Here’s the good news: If your pet has been free of symptoms, treatment, and diagnosis for 18 months, the condition in question will be eligible for coverage, as ManyPets will no longer deem it a pre-existing condition. 


Pre-existing conditions and insurance - how does it work?

ManyPets has exclusions for pre-existing conditions, but past conditions don’t always prevent future coverage. Get the details.


When Should I Seek Emergency Veterinary Treatment?

An emergency visit is often a no-brainer—say, when your pet has eaten something toxic or suffered a severe injury. But sometimes a health condition that might not seem like an emergency is in fact an urgent matter. In such instances, letting your pet go too long without treatment will allow the condition to worsen or even become irreversible.

You should immediately take your pet to the vet if you notice any of the following:

  • Severe gastrointestinal problems (e.g., persistent vomiting, diarrhea, or loss of appetite)

  • Fainting or sudden unconsciousness, seizures, and disorientation

  • Extreme/excessive panting

  • Sudden difficulty standing or walking (including wobbliness or dragging legs)

  • Limping

  • Coughing, choking, trouble breathing

  • Bleeding/swelling of the eye, nose, or mouth

  • Swelling of the limbs

  • Persistent and unexplained whining or shaking

  • Serious injury (including bleeding and/or broken bones)

  • You think your pet has eaten something toxic

If you’re uncertain, feel free to call your vet or the ASPCA Animal Poison Control Center before heading out the door. You might learn whether there’s anything you should do before leaving your home, like induce vomiting if your pet has eaten something toxic. 

One last note: The details of your insurance coverage have no bearing on when you should seek emergency vet care. When it comes to your pet’s health, you should always err on the side of caution. 

Emergencies happen, even when we're careful. Make sure you can always afford vet care — get a ManyPets quote today.

David Teich
Lead Editor

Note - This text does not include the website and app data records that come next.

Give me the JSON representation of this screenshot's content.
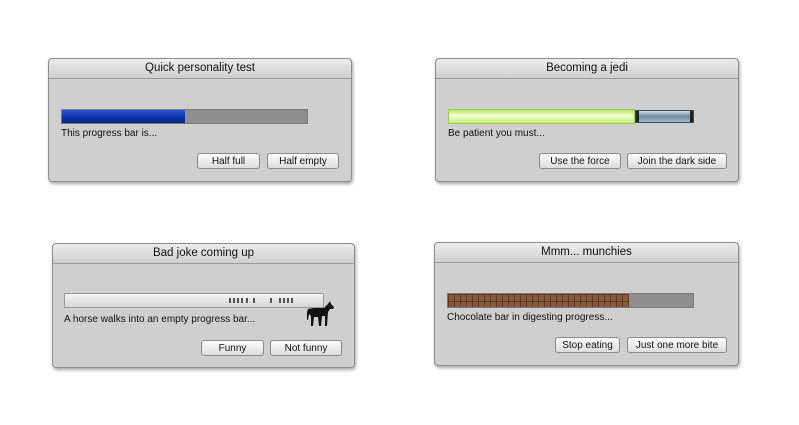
{
  "dialogs": [
    {
      "title": "Quick personality test",
      "message": "This progress bar is...",
      "progress_fraction": 0.5,
      "buttons": [
        "Half full",
        "Half empty"
      ]
    },
    {
      "title": "Becoming a jedi",
      "message": "Be patient you must...",
      "buttons": [
        "Use the force",
        "Join the dark side"
      ]
    },
    {
      "title": "Bad joke coming up",
      "message": "A horse walks into an empty progress bar...",
      "buttons": [
        "Funny",
        "Not funny"
      ]
    },
    {
      "title": "Mmm... munchies",
      "message": "Chocolate bar in digesting progress...",
      "progress_fraction": 0.74,
      "buttons": [
        "Stop eating",
        "Just one more bite"
      ]
    }
  ],
  "colors": {
    "blue_fill": "#0b2fa6",
    "saber_blade": "#d6f49a",
    "chocolate": "#8b5a3c"
  },
  "icons": [
    "horse-icon"
  ]
}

David oversees content strategy and development at ManyPets. As Lead Editor, he focuses on delivering accurate information related to pet care and insurance. David’s editorial background spans more than a decade, including a pivotal role at Digiday, where he wrote content and managed relationships with media and tech companies. As an Associate Editor at Cynopsis Media, David wrote the Cynopsis Digital newsletter and interviewed executives and digital marketing experts in the TV industry. His background also includes film journalism. His diverse experiences in journalism and marketing underpins his role in shaping content within the pet care industry.